Elon College Fellows

Logan Sutton ’13

“Everyday Odyssey: The composition and staging of an original play that explores the struggles of Odysseus’s family in his absence" 

More than anything, Elon College Fellows fed the fire of what is now my insatiable intellectual appetite. The Winter Term “Paths of Inquiry” course, the yearly seminars and their devilishly inspiring instructors, the final project and the mentor, Fred Rubeck, who would help me bring it to fruition—these various elements of ECF worked in tandem to hone my inherent curiosity into a passionate examination and exploration of my craft that continues to this day. 

My craft, as you may well be asking yourself right about now, is comprised of equal parts acting, writing and whatever other scholarly work might tickle my fancy. Though playfully phrased, the previous sentence is a testament to the teaching and guidance of Elon College Fellows. It can be easy for someone who, on both stage and page, dabbles in the imaginary world as often as I do, to write off these activities as mere frivolity. It was my professors at Elon, many of whom I was privileged to study with only as a result of ECF, who taught me that these fanciful gambits I wanted to engage in were not only exercis-es of an art form, but necessary further steps in the work of scholars in my field. They changed my perspective so that I be-gan to look at the performances of actors on stage and screen, and the writings of playwrights, poets and comedians with a greater appreciation for the exploration and/or critique they were engaged in. I came to view these artists not just as para-gons to be worshipped from a distance, but as peers—fellow storytellers who, by their various methods, encouraged us all to join them in a thoughtful examination of society and the human con-dition. 

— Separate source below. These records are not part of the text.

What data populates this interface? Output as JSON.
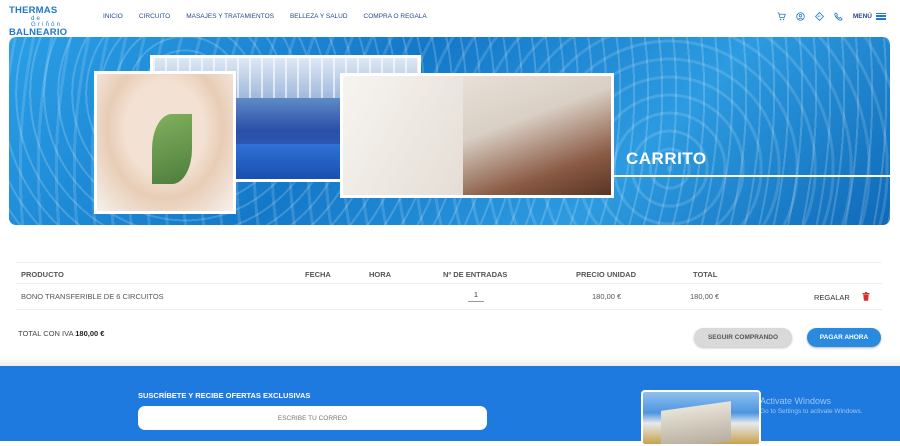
{
  "brand": {
    "line1": "THERMAS",
    "line2": "de Griñón",
    "line3": "BALNEARIO"
  },
  "nav": [
    "INICIO",
    "CIRCUITO",
    "MASAJES Y TRATAMIENTOS",
    "BELLEZA Y SALUD",
    "COMPRA O REGALA"
  ],
  "header": {
    "menu_label": "MENÚ"
  },
  "hero": {
    "title": "CARRITO"
  },
  "cart": {
    "columns": [
      "PRODUCTO",
      "FECHA",
      "HORA",
      "Nº DE ENTRADAS",
      "PRECIO UNIDAD",
      "TOTAL"
    ],
    "rows": [
      {
        "product": "BONO TRANSFERIBLE DE 6 CIRCUITOS",
        "fecha": "",
        "hora": "",
        "qty": "1",
        "price": "180,00 €",
        "total": "180,00 €",
        "gift": "REGALAR"
      }
    ],
    "total_label": "TOTAL CON IVA",
    "total_value": "180,00 €",
    "continue_label": "SEGUIR COMPRANDO",
    "pay_label": "PAGAR AHORA"
  },
  "footer": {
    "subscribe_title": "SUSCRÍBETE Y RECIBE OFERTAS EXCLUSIVAS",
    "email_placeholder": "ESCRIBE TU CORREO"
  },
  "watermark": {
    "line1": "Activate Windows",
    "line2": "Go to Settings to activate Windows."
  },
  "colors": {
    "primary": "#1f7ae0",
    "brand": "#1f78c8",
    "nav_text": "#2a4a8a",
    "delete": "#d9302c"
  },
  "icons": [
    "cart-icon",
    "user-icon",
    "location-icon",
    "phone-icon",
    "menu-icon",
    "trash-icon"
  ]
}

With this in mind, while at Elon, I chose to use the works of Homer as my jumping off point and designed a performance project that would tell the story of two of his characters who I felt had been ne-glected historically: Odysseus’ wife, Penelope, and their son, Telemachus. My Fellows mentor, Fred Rubeck, and the ECF community were instrumental in helping me bring my idea to the Lumen Prize Com-mittee, and after receiving the award they were there for my remaining two years as a constant support sys-tem. After the aforementioned kindling of my passion, the Elon community acted as intellectual buoys for me as I embarked on a scholarly odyssey that took me from a period of intensive playwriting study at the Eugene O’Neill National Theatre Institute, through a term of research in Greece, on to the culminating per-formance of my play, Story of Home, under the direction of Kevin Otos as a main stage production in Elon’s 2012-13 season. Following graduation, I took my acting degree and the scholarly gaze I developed at Elon to New York City where I have been fortunate to work as an actor in an average of four productions a year (and the number keeps growing). I continue to write, having had two of my latest plays receive multi-month runs with SeedArt Share in Raleigh, North Carolina. In all of these, whether writing or acting, I car-ry with me the inquisitive, educated, creative passion that was instilled in me at Elon.